§ WHAT YOU SHOULD DO
Reproduce all of the data that follows, character for character.
++++ EXERCISE DATA ++++
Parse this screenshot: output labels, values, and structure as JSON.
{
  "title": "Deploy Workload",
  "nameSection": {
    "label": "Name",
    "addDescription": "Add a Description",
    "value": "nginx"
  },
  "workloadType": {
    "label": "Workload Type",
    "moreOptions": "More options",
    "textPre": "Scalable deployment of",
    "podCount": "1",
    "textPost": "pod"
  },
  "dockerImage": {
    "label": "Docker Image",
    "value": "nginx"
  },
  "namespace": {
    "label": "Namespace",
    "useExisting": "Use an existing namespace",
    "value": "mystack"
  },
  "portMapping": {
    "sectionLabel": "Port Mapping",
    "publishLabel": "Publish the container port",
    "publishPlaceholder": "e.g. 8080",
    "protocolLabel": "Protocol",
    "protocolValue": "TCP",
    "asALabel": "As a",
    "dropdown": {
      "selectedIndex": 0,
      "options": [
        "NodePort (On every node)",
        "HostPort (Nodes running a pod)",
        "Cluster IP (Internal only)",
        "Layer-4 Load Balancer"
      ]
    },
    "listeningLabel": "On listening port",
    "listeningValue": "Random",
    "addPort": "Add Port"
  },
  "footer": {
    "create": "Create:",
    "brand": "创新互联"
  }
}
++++
§ THE COMPLETED TASK
Parse this screenshot: output labels, values, and structure as JSON.
{
  "title": "Deploy Workload",
  "nameSection": {
    "label": "Name",
    "addDescription": "Add a Description",
    "value": "nginx"
  },
  "workloadType": {
    "label": "Workload Type",
    "moreOptions": "More options",
    "textPre": "Scalable deployment of",
    "podCount": "1",
    "textPost": "pod"
  },
  "dockerImage": {
    "label": "Docker Image",
    "value": "nginx"
  },
  "namespace": {
    "label": "Namespace",
    "useExisting": "Use an existing namespace",
    "value": "mystack"
  },
  "portMapping": {
    "sectionLabel": "Port Mapping",
    "publishLabel": "Publish the container port",
    "publishPlaceholder": "e.g. 8080",
    "protocolLabel": "Protocol",
    "protocolValue": "TCP",
    "asALabel": "As a",
    "dropdown": {
      "selectedIndex": 0,
      "options": [
        "NodePort (On every node)",
        "HostPort (Nodes running a pod)",
        "Cluster IP (Internal only)",
        "Layer-4 Load Balancer"
      ]
    },
    "listeningLabel": "On listening port",
    "listeningValue": "Random",
    "addPort": "Add Port"
  },
  "footer": {
    "create": "Create:",
    "brand": "创新互联"
  }
}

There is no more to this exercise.